The National Writers Association of South Africa (NWASA) notes with deep concern the repression
meted out to Tsitsi Dangarembga, including imprisonment, unjust prosecution and continuing
repression. We condemn this, even as we condemn the attempt to stifle the voices of writers such as
Hopewell Chin’ono, activists such as Jacob Ngarivhume and dozens of other ordinary Zimbabweans who
are exercising their rights of free speech.
NWASA salutes the Zimbabwean novelist, playwright, and filmmaker for her stand on human rights,
transparency, for accountability and for proper oversight of government practices in relation to its
Covid-19 response. NWASA and its members agree with her when she asserts that Zimbabwe is a
signatory of the African Charter on Human Rights and, as such, is legally bound to respect human rights,
including freedom of speech and protections against arbitrary arrest and detention.
This detention of Dangarembga and others was a shameless attempt to avoid scrutiny and
accountability. It signifies again the distance between the government of Zimbabwe and its people. We
have watched with a sense of outrage the footage of Zimbabwean police beating its citizens.
We are deeply concerned that country appears to be held together by violence and fear. In this context we

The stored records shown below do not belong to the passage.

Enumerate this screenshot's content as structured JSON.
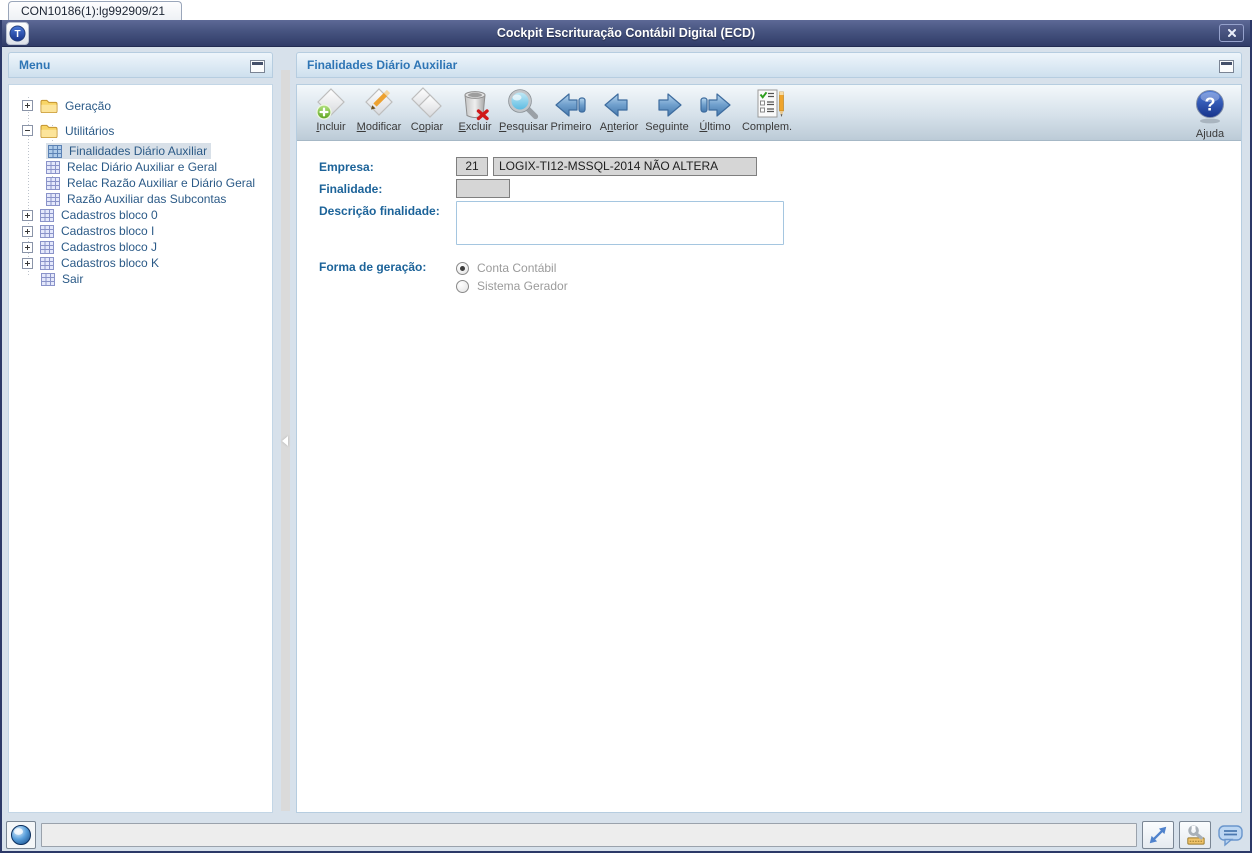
{
  "window": {
    "tab_label": "CON10186(1):lg992909/21",
    "title": "Cockpit Escrituração Contábil Digital (ECD)"
  },
  "colors": {
    "titlebar": "#39466f",
    "panel_header_text": "#2e75b5",
    "tree_text": "#2b5a87",
    "tree_selection_bg": "#d8e0e8",
    "form_label": "#1c6399",
    "readonly_field_bg": "#d6d6d6",
    "accent_arrow_blue": "#4a7cb0",
    "help_blue": "#2a4fb0"
  },
  "sidebar": {
    "header": "Menu",
    "tree": [
      {
        "label": "Geração",
        "icon": "folder-icon",
        "expander": "+",
        "level": 0,
        "selected": false
      },
      {
        "label": "Utilitários",
        "icon": "folder-icon",
        "expander": "-",
        "level": 0,
        "selected": false
      },
      {
        "label": "Finalidades Diário Auxiliar",
        "icon": "grid-icon",
        "expander": null,
        "level": 1,
        "selected": true
      },
      {
        "label": "Relac Diário Auxiliar e Geral",
        "icon": "grid-icon",
        "expander": null,
        "level": 1,
        "selected": false
      },
      {
        "label": "Relac Razão Auxiliar e Diário Geral",
        "icon": "grid-icon",
        "expander": null,
        "level": 1,
        "selected": false
      },
      {
        "label": "Razão Auxiliar das Subcontas",
        "icon": "grid-icon",
        "expander": null,
        "level": 1,
        "selected": false
      },
      {
        "label": "Cadastros bloco 0",
        "icon": "grid-icon",
        "expander": "+",
        "level": 0,
        "selected": false
      },
      {
        "label": "Cadastros bloco I",
        "icon": "grid-icon",
        "expander": "+",
        "level": 0,
        "selected": false
      },
      {
        "label": "Cadastros bloco J",
        "icon": "grid-icon",
        "expander": "+",
        "level": 0,
        "selected": false
      },
      {
        "label": "Cadastros bloco K",
        "icon": "grid-icon",
        "expander": "+",
        "level": 0,
        "selected": false
      },
      {
        "label": "Sair",
        "icon": "grid-icon",
        "expander": null,
        "level": 0,
        "selected": false
      }
    ]
  },
  "main": {
    "header": "Finalidades Diário Auxiliar",
    "toolbar": [
      {
        "icon": "add-icon",
        "pre": "",
        "key": "I",
        "post": "ncluir"
      },
      {
        "icon": "edit-icon",
        "pre": "",
        "key": "M",
        "post": "odificar"
      },
      {
        "icon": "copy-icon",
        "pre": "C",
        "key": "o",
        "post": "piar"
      },
      {
        "icon": "delete-icon",
        "pre": "",
        "key": "E",
        "post": "xcluir"
      },
      {
        "icon": "search-icon",
        "pre": "",
        "key": "P",
        "post": "esquisar"
      },
      {
        "icon": "first-icon",
        "pre": "Primeiro",
        "key": "",
        "post": ""
      },
      {
        "icon": "previous-icon",
        "pre": "A",
        "key": "n",
        "post": "terior"
      },
      {
        "icon": "next-icon",
        "pre": "Se",
        "key": "g",
        "post": "uinte"
      },
      {
        "icon": "last-icon",
        "pre": "",
        "key": "Ú",
        "post": "ltimo"
      },
      {
        "icon": "complement-icon",
        "pre": "Complem.",
        "key": "",
        "post": ""
      }
    ],
    "help": {
      "icon": "help-icon",
      "label": "Ajuda"
    },
    "form": {
      "empresa": {
        "label": "Empresa:",
        "code": "21",
        "name": "LOGIX-TI12-MSSQL-2014 NÃO ALTERA"
      },
      "finalidade": {
        "label": "Finalidade:",
        "value": ""
      },
      "descricao": {
        "label": "Descrição finalidade:",
        "value": ""
      },
      "forma": {
        "label": "Forma de geração:",
        "options": [
          {
            "label": "Conta Contábil",
            "selected": true
          },
          {
            "label": "Sistema Gerador",
            "selected": false
          }
        ]
      }
    }
  },
  "statusbar": {
    "message": ""
  }
}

stand with the people of Zimbabwe just as they stood with us during our fight against apartheid.
NWASA believes in Freedom of Expression as a core and fundamental principle. We demand that
charges against Tsitsi Dangarembga be dropped. We make the same demands for all others who were
jailed, imprisoned and charged for exercising their rights of free speech. We condemn the crackdown on
the work of journalists who play a key role throughout the continent allowing the public to be informed
positive actions and rights violations, and to hold leaders and public servants accountable.
NWASA calls on the government of Zimbabwe to end repression and to work with its people for a
prosperous, equitable and just Zimbabwe.
We call on justice-loving people everywhere, including writers and artists everywhere, to join us in
condemning the closing of democratic space in Zimbabwe. We also call on the South African
government to take a firm stand and issue the strongest sanction against this latest round of repression.
Furthermore, we call upon our government (especially municipalities) , as well as South African citizens
to give refugee and home to distressed cultural activists who flee persecution from their countries and seek safety and security within our borders. Let us integrate them within our fold and make their experiences part of our daily cultural lives.
NWASA also at this time aligns with writers – including Panashe Chigumadzi, Ayobami Adebayo, and
NoViolet Bulawayo – in denouncing the continued persecution of ordinary Nigerians through the Special
Anti-Robbery Squad. Noting the long list of innocent Nigerians who have been harassed, falsely
imprisoned, tortured and extra-judicially murdered by SARS, we call for a full reform of the police
system in Nigeria. We call for the arrest and prosecution of police officers – whether members of SARS
or the general Nigerian Police Force – who have been involved in infringement of human rights, acts of
repression and gross violation. We add our voice to those speaking out against the continued police
harassment, arrest, detention and torture of peaceful protesters against police brutality. These protesters are part of building and strengthening a culture of justice, human rights and democracy in
Zimbabwe, Nigeria, and throughout the African continent.
Issued on behalf of NWASA ISC by Dr. Lebogang Lance Nawa